## If so, why and how? If not, why and how? Explanations don't need to be too in-depth; a superficial explanation shall suffice.

Jan 13, 2017

No

#### Explanation:

Srinivasa Ramanujan found a method for associating finite values with divergent series - i.e. series which have no finite sum. The method is called "Ramanujan summation".

Expressed very simply, you could write a "proof" like this:

The Maclaurin series expansion of $\frac{1}{1 + x} ^ 2$ is:

$\frac{1}{1 + x} ^ 2 = 1 - 2 x + 3 {x}^{2} - 4 {x}^{3} + \ldots$

which converges for $\left\mid x \right\mid < 1$.

If we put $x = 1$ then we find the non-convergent sum:

$\frac{1}{4} = \frac{1}{1 + 1} ^ 2$

$\textcolor{w h i t e}{\frac{1}{4}} = 1 - 2 + 3 - 4 + 5 - 6 + \ldots$

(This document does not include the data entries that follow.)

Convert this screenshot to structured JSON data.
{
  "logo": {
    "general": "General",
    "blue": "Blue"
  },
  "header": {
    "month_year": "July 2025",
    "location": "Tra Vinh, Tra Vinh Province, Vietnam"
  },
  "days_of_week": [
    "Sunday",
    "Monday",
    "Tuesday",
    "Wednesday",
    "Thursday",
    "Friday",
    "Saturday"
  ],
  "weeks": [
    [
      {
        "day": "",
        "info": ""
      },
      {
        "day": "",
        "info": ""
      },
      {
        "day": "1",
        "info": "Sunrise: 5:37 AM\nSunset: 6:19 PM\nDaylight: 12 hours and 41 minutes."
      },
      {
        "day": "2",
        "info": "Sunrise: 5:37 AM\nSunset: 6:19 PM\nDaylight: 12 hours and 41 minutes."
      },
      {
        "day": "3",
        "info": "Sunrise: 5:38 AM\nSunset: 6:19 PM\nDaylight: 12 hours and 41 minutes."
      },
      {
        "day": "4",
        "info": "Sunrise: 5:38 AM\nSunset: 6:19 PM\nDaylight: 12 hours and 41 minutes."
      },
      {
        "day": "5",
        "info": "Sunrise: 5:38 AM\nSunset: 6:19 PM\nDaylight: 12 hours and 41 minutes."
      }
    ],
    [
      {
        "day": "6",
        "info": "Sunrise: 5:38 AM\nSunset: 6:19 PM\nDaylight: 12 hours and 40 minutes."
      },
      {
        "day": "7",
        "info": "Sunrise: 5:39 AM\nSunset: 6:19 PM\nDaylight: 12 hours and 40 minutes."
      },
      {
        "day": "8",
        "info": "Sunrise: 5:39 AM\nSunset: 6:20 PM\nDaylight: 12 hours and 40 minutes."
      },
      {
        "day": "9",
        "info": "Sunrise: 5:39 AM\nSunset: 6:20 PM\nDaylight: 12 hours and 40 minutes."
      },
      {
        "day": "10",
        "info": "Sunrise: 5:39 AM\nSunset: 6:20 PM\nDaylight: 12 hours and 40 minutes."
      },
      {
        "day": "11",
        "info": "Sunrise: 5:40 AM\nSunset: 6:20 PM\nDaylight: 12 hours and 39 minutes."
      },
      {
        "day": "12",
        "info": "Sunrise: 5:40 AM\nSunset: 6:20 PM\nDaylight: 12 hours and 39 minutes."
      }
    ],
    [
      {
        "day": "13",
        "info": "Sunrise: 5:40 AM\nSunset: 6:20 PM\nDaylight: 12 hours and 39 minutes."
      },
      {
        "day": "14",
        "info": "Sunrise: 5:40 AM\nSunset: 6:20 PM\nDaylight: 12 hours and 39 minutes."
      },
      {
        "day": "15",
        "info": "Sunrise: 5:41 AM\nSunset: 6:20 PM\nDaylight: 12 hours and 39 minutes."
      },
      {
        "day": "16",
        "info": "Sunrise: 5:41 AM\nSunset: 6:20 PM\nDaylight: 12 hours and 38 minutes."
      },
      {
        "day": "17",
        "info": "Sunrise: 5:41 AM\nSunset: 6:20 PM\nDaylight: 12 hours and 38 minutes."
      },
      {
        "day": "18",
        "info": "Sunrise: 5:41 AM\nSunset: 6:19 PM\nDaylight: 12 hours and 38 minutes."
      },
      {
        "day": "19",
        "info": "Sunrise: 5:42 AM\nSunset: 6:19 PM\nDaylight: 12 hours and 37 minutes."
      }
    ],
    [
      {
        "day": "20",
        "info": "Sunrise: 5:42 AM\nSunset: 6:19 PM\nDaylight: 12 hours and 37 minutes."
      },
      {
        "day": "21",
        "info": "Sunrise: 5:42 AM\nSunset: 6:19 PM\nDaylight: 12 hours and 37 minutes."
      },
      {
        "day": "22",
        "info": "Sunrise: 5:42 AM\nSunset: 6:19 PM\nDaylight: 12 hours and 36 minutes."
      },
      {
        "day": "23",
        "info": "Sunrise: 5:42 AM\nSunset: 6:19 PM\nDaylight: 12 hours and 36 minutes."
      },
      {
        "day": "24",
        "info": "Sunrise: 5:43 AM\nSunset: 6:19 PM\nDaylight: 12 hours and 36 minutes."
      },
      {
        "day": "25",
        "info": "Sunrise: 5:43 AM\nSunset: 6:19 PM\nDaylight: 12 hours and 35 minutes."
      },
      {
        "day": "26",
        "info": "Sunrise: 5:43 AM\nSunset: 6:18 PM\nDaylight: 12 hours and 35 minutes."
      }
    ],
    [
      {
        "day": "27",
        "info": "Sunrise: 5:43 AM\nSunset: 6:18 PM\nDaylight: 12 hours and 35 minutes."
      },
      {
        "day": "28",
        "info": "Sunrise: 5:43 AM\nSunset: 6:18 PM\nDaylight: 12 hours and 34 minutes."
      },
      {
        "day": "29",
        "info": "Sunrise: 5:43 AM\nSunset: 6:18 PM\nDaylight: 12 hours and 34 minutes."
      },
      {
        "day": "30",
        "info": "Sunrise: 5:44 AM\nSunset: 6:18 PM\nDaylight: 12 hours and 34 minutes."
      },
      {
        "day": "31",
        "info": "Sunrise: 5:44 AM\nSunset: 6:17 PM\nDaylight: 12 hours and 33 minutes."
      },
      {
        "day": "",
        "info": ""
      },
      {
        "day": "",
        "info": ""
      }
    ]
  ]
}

$\textcolor{w h i t e}{\frac{1}{4}} = \left(1 + 2 + 3 + 4 + 5 + \textcolor{w h i t e}{0} 6 + \ldots\right) -$
$\textcolor{w h i t e}{\frac{1}{4} =} \left(\textcolor{w h i t e}{0 +} 4 \textcolor{w h i t e}{+} \textcolor{w h i t e}{0} + 8 \textcolor{w h i t e}{+} \textcolor{w h i t e}{0} + 12 + \ldots\right)$

$\textcolor{w h i t e}{\frac{1}{4}} = \left(1 + 2 + 3 + 4 + 5 + 6 + \ldots\right) - 4 \left(1 + 2 + 3 + 4 + 5 + 6 + \ldots\right)$

$\textcolor{w h i t e}{\frac{1}{4}} = \left(- 3\right) \left(1 + 2 + 3 + 4 + 5 + 6 + \ldots\right)$

Then divide both ends by $- 3$ to find:

$- \frac{1}{12} = 1 + 2 + 3 + 4 + 5 + 6 + \ldots$

This is not really a proof, but a sort of intuitive motivation and picture of an idea which can be formalised into a method.